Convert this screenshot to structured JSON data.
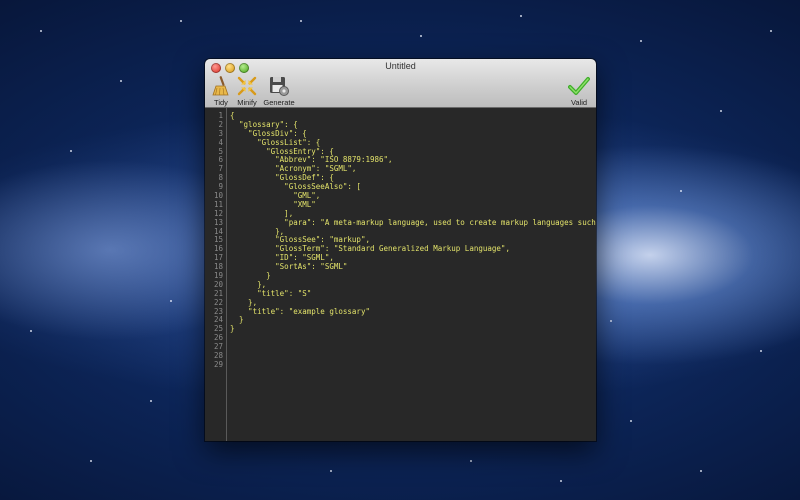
{
  "window": {
    "title": "Untitled"
  },
  "toolbar": {
    "tidy_label": "Tidy",
    "minify_label": "Minify",
    "generate_label": "Generate",
    "valid_label": "Valid"
  },
  "icons": {
    "tidy": "broom-icon",
    "minify": "compress-arrows-icon",
    "generate": "floppy-gear-icon",
    "valid": "checkmark-icon"
  },
  "colors": {
    "code_text": "#e2e26a",
    "editor_bg": "#282828",
    "line_number": "#8a8a8a",
    "valid_check": "#3fae2a"
  },
  "editor": {
    "line_numbers": [
      "1",
      "2",
      "3",
      "4",
      "5",
      "6",
      "7",
      "8",
      "9",
      "10",
      "11",
      "12",
      "13",
      "14",
      "15",
      "16",
      "17",
      "18",
      "19",
      "20",
      "21",
      "22",
      "23",
      "24",
      "25",
      "26",
      "27",
      "28",
      "29"
    ],
    "lines": [
      "{",
      "  \"glossary\": {",
      "    \"GlossDiv\": {",
      "      \"GlossList\": {",
      "        \"GlossEntry\": {",
      "          \"Abbrev\": \"ISO 8879:1986\",",
      "          \"Acronym\": \"SGML\",",
      "          \"GlossDef\": {",
      "            \"GlossSeeAlso\": [",
      "              \"GML\",",
      "              \"XML\"",
      "            ],",
      "            \"para\": \"A meta-markup language, used to create markup languages such as",
      "          },",
      "          \"GlossSee\": \"markup\",",
      "          \"GlossTerm\": \"Standard Generalized Markup Language\",",
      "          \"ID\": \"SGML\",",
      "          \"SortAs\": \"SGML\"",
      "        }",
      "      },",
      "      \"title\": \"S\"",
      "    },",
      "    \"title\": \"example glossary\"",
      "  }",
      "}",
      "",
      "",
      "",
      ""
    ]
  }
}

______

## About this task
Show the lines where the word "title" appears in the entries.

## Solution to the problem
    "title": "Untitled"
      "      \"title\": \"S\"",
      "    \"title\": \"example glossary\"",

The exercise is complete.